There were a variety of showcases, too many to list here (you can see the entire set in the overview brochure), but they dealt with things as diverse as micro sensors that could monitor anything, to long range Wi-Fi technology that could be placed almost anywhere, to anti-malware products that could make the current approaches to writing viruses and hacking into companies obsolete.
Three technologies stood out as potentially world changing:
1) Confrontational Computing
Interesting concept but I could give you a long list of really bad decisions that have resulted from this policy.
Intel isn't alone though. Large companies commonly have critical decisions made by unqualified people who are either better connected or more frightening than their peers. In fact if you've ever worked for a large company you'll likely remember a number of times this was both true and resulted in something that was bad for the firm.
The problem is generally that the decision maker doesn't get a balanced view from their people, they get one argument designed to drive them to a preplanned decision. They generally don't know there even is an alternative view until the project fails and the folks who were silenced run in with their pre-layoff chorus of "I Told You So."
Intel is testing a tool that scans for conflict and then helps an analyst, manager, politician or other decision maker see the full extent of both sides of an issue. Not only would this help showcase where dissent resided but it could be critical to making better decisions and anticipating problems even when the alternative view didn't change the outcome.
Making better decisions would result in a better world and benefit complex companies like Intel greatly. Not to mention that it would be an amazing tool for an analyst like me.
2) Energy Aware Network Proxy
If you are concerned about energy use and fascinated by the power of The Cloud, this is a technology you should be aware of.
The problem that this technology is focused on is that we have a huge number of devices, in the home and at work, which increasingly need to be connected to function but also need to be powered off to conserve power. The problem is, if the device is off it isnt connected and even if it is remotely powered up, it will need to catch up with all the events it missed.
But in the case of things like DVRs, Digital Video Recorders used for both Security and TV, the event to wake the device up may require the device to be powered on to trigger.

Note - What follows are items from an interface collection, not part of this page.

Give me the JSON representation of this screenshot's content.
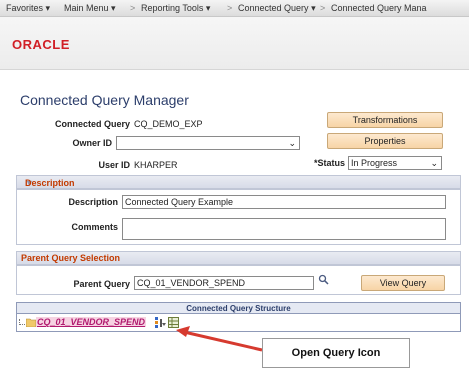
{
  "nav": {
    "favorites": "Favorites",
    "main_menu": "Main Menu",
    "reporting_tools": "Reporting Tools",
    "connected_query": "Connected Query",
    "connected_query_manager_crumb": "Connected Query Mana"
  },
  "brand": {
    "logo_text": "ORACLE"
  },
  "page": {
    "title": "Connected Query Manager"
  },
  "header": {
    "connected_query_label": "Connected Query",
    "connected_query_value": "CQ_DEMO_EXP",
    "owner_id_label": "Owner ID",
    "owner_id_value": "",
    "user_id_label": "User ID",
    "user_id_value": "KHARPER",
    "status_label": "*Status",
    "status_value": "In Progress",
    "transformations_button": "Transformations",
    "properties_button": "Properties"
  },
  "description_section": {
    "title": "Description",
    "description_label": "Description",
    "description_value": "Connected Query Example",
    "comments_label": "Comments",
    "comments_value": ""
  },
  "parent_section": {
    "title": "Parent Query Selection",
    "parent_query_label": "Parent Query",
    "parent_query_value": "CQ_01_VENDOR_SPEND",
    "view_query_button": "View Query"
  },
  "structure": {
    "title": "Connected Query Structure",
    "root_node": "CQ_01_VENDOR_SPEND"
  },
  "annotation": {
    "callout_text": "Open Query Icon"
  },
  "colors": {
    "accent_orange": "#c33a00",
    "oracle_red": "#d11f26",
    "arrow_red": "#d63a2f"
  }
}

This means we have a massive number of devices that remain powered on and consume energy which are basically doing nothing.
If you try to put the device to sleep it continues to use power and may lose network connection, preventing other systems (like a SlingBox or security camera) from waking it back up again and working.
What Energy Aware Network Proxy does is create a virtual device in the cloud that acts as a proxy for the actual piece of hardware and allows the user to fully power down the device. The technology will have it replaced by the Proxy service in the Cloud until such time that the device actually needs to be powered up.
Given the number of devices both in companies and in the home that could be fully powered off but are not, the energy savings could be massive and important not only to our finances but the survival of the race.
3) Polymorphic Dependability: CloneCloud
But what if we extended this concept from appliances all the way to PCs and created a platform that would allow the PC, or a new class of them, to evolve into a blend of PC computing and Cloud Computing?
We have available to us an increasingly unlimited amount of currently unused processing power on the web and an increasing need to reduce the complexity of the desktop. What if, in blending these resources, we could create a PC that had more capability than any we now have? And that made it cheaper, more power efficient, and made it instantly replicable?
These are just some of the amazing potential benefits associated with the concept of Polymorphic Dependability and the idea of a CloneCloud.
Basically you have a virtual PC in the Cloud that mirrors your PC and the two remain linked when you are online, dynamically shifting work load to where it can be done most efficiently. When offline the PC is just a PC but the clone in the Cloud can continue to function, doing virus scans, or calculations, searches, transcoding, analysis or other activities. When you connect again the instances sync.
The end result is you can have a PC that is effectively on 24/7 even though your personal hardware is only on when you are physically at your desk.
You could access the cloud version of your computer from your cell phone or a dumb terminal anyplace in the world and do a better job protecting it than if you were accessing your own PC. Of course all of our stuff would remain safe, backed up, and protected in the cloud so that if you lost your PC, were hit by a disaster, or had a hard drive failure you'd only have to connect to the service with a new PC to be back up and running with all your stuff again.
I'm starting to call concepts like this the Third Rebirth of the Computer. I think this represents where the market will soon go: using ever more capable appliance like computers and cloud services to transform the PC from the complex beast it is to the appliance we need it to be.
There were some amazing things at the Intel Labs event and I was both happy to survive the trip to and from it and get a glimpse of a better tomorrow.
In thinking about the event there was one other product that, while not as world shattering as the others, could be very disruptive to the current vendors. It was called RouteBricks and could conceivably replace all high performance routers with vastly cheaper and more flexible low cost server like hardware. I'm thinking that while most of this will allow me to sleep soundly, anticipating a better future, this last could keep companies like Cisco awake.